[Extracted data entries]

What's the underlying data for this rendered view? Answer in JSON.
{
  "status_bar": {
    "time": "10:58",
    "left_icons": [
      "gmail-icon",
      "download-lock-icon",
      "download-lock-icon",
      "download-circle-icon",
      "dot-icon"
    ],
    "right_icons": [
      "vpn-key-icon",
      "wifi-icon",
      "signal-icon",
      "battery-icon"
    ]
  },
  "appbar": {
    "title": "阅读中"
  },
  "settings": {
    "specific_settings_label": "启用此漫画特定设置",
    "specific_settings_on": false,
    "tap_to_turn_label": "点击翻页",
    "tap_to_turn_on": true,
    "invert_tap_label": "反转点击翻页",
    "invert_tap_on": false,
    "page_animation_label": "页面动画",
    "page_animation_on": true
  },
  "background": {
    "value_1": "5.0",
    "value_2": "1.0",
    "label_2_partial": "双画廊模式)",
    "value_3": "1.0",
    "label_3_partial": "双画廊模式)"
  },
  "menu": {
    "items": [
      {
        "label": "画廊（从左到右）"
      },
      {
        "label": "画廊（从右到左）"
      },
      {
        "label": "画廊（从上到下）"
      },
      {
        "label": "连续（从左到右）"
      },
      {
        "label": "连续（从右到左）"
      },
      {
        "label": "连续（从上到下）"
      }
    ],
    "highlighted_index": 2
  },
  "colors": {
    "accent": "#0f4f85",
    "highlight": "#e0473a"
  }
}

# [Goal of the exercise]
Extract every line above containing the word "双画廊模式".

# [Answer section]
    "label_2_partial": "双画廊模式)",
    "label_3_partial": "双画廊模式)"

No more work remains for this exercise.